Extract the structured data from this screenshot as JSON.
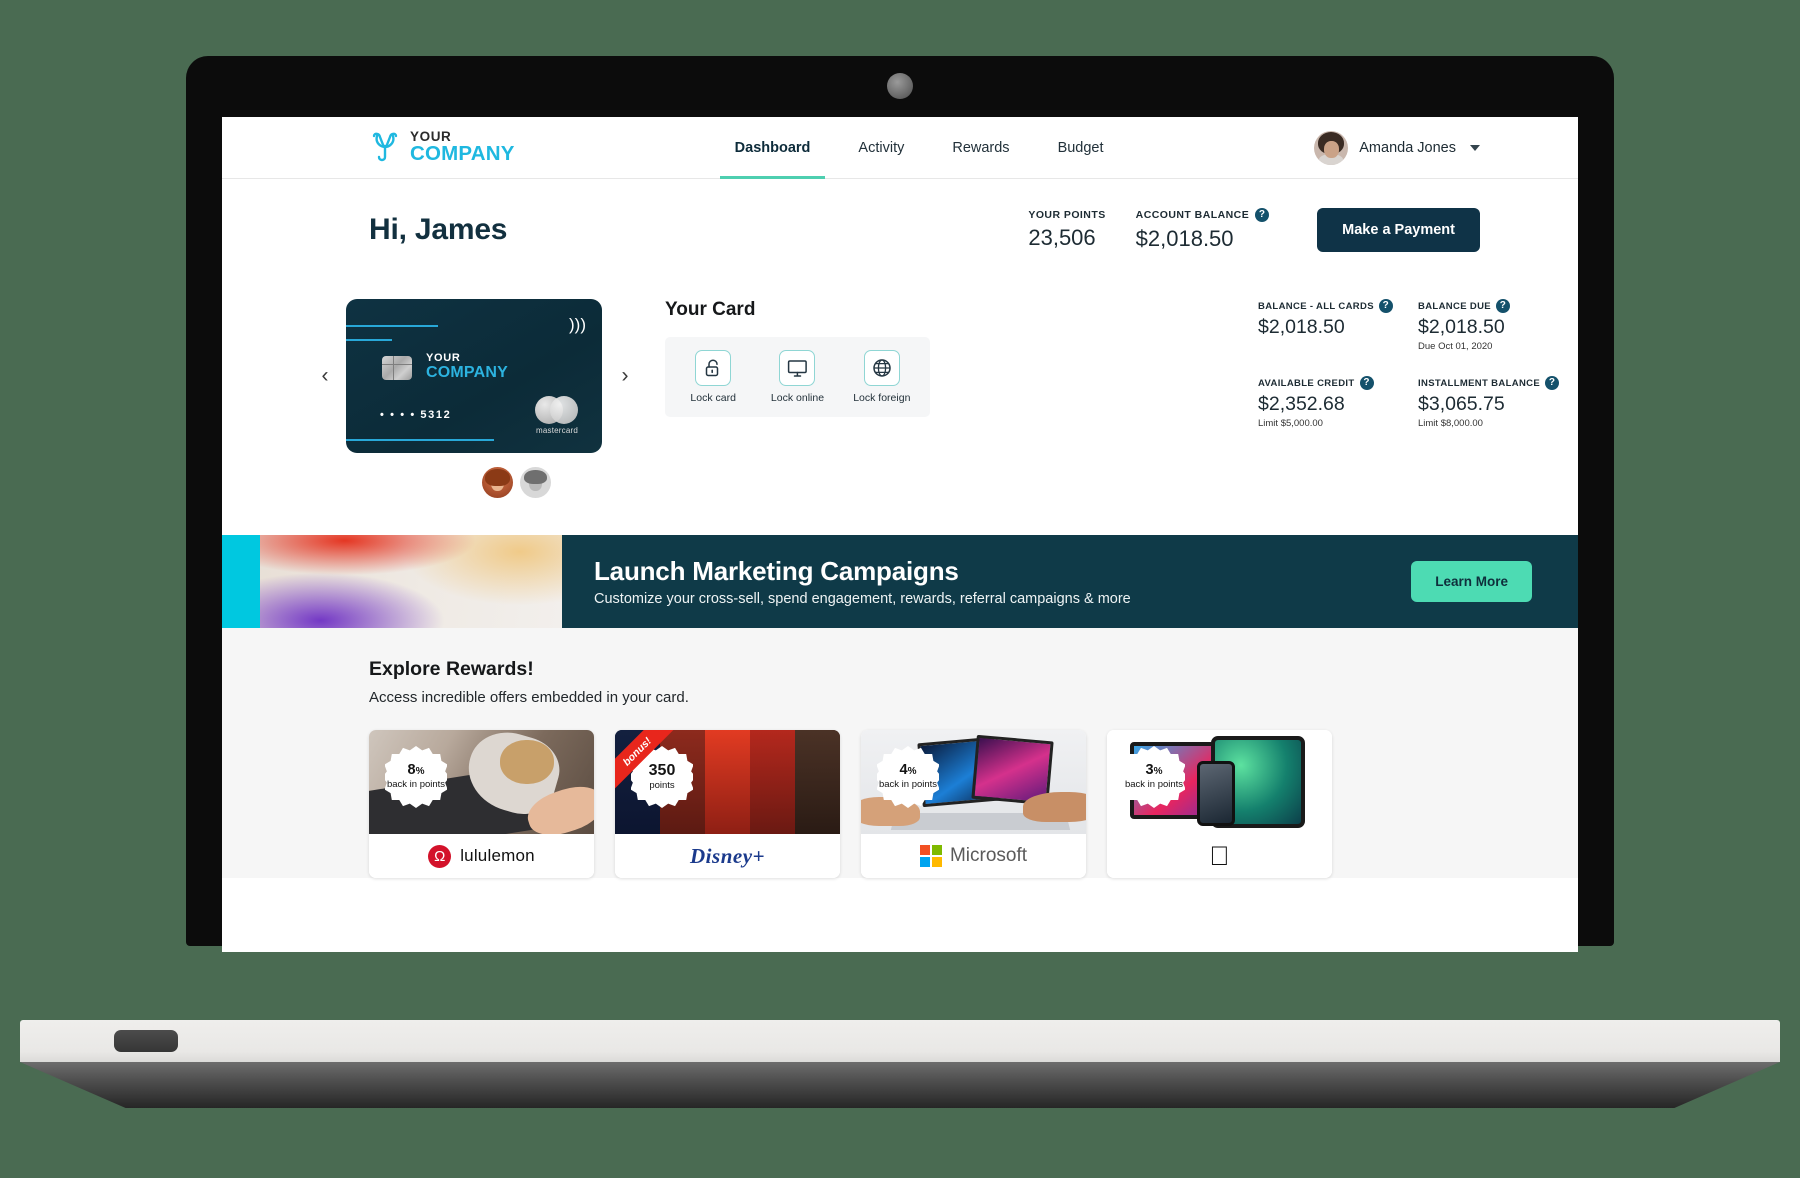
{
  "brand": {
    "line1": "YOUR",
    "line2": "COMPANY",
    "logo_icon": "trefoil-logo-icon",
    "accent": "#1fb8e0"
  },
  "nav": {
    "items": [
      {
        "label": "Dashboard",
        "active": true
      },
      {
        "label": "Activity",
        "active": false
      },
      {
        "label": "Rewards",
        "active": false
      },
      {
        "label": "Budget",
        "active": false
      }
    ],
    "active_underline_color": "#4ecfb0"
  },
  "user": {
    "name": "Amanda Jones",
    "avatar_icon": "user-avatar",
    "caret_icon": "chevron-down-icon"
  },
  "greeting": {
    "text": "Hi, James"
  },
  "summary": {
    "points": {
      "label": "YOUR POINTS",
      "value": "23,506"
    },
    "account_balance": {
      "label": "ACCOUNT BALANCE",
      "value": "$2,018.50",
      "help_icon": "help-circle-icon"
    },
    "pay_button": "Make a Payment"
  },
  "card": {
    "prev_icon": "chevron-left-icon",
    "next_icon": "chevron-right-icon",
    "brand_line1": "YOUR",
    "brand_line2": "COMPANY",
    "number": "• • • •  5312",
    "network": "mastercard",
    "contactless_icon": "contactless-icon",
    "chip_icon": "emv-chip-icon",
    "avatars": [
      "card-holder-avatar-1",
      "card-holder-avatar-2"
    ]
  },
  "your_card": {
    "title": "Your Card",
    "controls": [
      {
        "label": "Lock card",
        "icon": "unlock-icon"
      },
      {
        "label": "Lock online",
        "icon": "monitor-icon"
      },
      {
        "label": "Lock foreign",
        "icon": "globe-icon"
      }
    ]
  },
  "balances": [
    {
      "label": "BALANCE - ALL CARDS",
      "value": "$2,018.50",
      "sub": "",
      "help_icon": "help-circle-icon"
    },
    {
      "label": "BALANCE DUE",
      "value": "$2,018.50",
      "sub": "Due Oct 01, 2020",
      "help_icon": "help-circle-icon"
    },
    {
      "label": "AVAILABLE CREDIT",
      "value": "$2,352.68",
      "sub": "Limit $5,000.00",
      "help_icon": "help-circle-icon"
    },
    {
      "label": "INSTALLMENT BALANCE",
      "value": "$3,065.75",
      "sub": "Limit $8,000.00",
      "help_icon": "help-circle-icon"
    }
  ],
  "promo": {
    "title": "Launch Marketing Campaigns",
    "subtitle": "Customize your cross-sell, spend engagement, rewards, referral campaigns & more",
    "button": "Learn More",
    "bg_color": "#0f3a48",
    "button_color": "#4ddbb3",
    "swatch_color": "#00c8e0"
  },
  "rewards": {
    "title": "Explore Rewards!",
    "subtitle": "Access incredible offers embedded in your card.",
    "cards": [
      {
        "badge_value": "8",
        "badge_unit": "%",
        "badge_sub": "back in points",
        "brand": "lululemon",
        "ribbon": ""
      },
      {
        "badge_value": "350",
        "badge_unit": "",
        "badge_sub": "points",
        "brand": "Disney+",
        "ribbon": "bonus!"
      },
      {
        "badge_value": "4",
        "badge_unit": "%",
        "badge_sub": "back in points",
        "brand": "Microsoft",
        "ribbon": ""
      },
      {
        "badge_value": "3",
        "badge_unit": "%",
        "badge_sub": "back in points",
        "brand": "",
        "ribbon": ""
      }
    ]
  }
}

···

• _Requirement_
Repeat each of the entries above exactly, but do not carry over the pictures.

• _Task solution_
Extract the structured data from this screenshot as JSON.
{
  "brand": {
    "line1": "YOUR",
    "line2": "COMPANY",
    "logo_icon": "trefoil-logo-icon",
    "accent": "#1fb8e0"
  },
  "nav": {
    "items": [
      {
        "label": "Dashboard",
        "active": true
      },
      {
        "label": "Activity",
        "active": false
      },
      {
        "label": "Rewards",
        "active": false
      },
      {
        "label": "Budget",
        "active": false
      }
    ],
    "active_underline_color": "#4ecfb0"
  },
  "user": {
    "name": "Amanda Jones",
    "avatar_icon": "user-avatar",
    "caret_icon": "chevron-down-icon"
  },
  "greeting": {
    "text": "Hi, James"
  },
  "summary": {
    "points": {
      "label": "YOUR POINTS",
      "value": "23,506"
    },
    "account_balance": {
      "label": "ACCOUNT BALANCE",
      "value": "$2,018.50",
      "help_icon": "help-circle-icon"
    },
    "pay_button": "Make a Payment"
  },
  "card": {
    "prev_icon": "chevron-left-icon",
    "next_icon": "chevron-right-icon",
    "brand_line1": "YOUR",
    "brand_line2": "COMPANY",
    "number": "• • • •  5312",
    "network": "mastercard",
    "contactless_icon": "contactless-icon",
    "chip_icon": "emv-chip-icon",
    "avatars": [
      "card-holder-avatar-1",
      "card-holder-avatar-2"
    ]
  },
  "your_card": {
    "title": "Your Card",
    "controls": [
      {
        "label": "Lock card",
        "icon": "unlock-icon"
      },
      {
        "label": "Lock online",
        "icon": "monitor-icon"
      },
      {
        "label": "Lock foreign",
        "icon": "globe-icon"
      }
    ]
  },
  "balances": [
    {
      "label": "BALANCE - ALL CARDS",
      "value": "$2,018.50",
      "sub": "",
      "help_icon": "help-circle-icon"
    },
    {
      "label": "BALANCE DUE",
      "value": "$2,018.50",
      "sub": "Due Oct 01, 2020",
      "help_icon": "help-circle-icon"
    },
    {
      "label": "AVAILABLE CREDIT",
      "value": "$2,352.68",
      "sub": "Limit $5,000.00",
      "help_icon": "help-circle-icon"
    },
    {
      "label": "INSTALLMENT BALANCE",
      "value": "$3,065.75",
      "sub": "Limit $8,000.00",
      "help_icon": "help-circle-icon"
    }
  ],
  "promo": {
    "title": "Launch Marketing Campaigns",
    "subtitle": "Customize your cross-sell, spend engagement, rewards, referral campaigns & more",
    "button": "Learn More",
    "bg_color": "#0f3a48",
    "button_color": "#4ddbb3",
    "swatch_color": "#00c8e0"
  },
  "rewards": {
    "title": "Explore Rewards!",
    "subtitle": "Access incredible offers embedded in your card.",
    "cards": [
      {
        "badge_value": "8",
        "badge_unit": "%",
        "badge_sub": "back in points",
        "brand": "lululemon",
        "ribbon": ""
      },
      {
        "badge_value": "350",
        "badge_unit": "",
        "badge_sub": "points",
        "brand": "Disney+",
        "ribbon": "bonus!"
      },
      {
        "badge_value": "4",
        "badge_unit": "%",
        "badge_sub": "back in points",
        "brand": "Microsoft",
        "ribbon": ""
      },
      {
        "badge_value": "3",
        "badge_unit": "%",
        "badge_sub": "back in points",
        "brand": "",
        "ribbon": ""
      }
    ]
  }
}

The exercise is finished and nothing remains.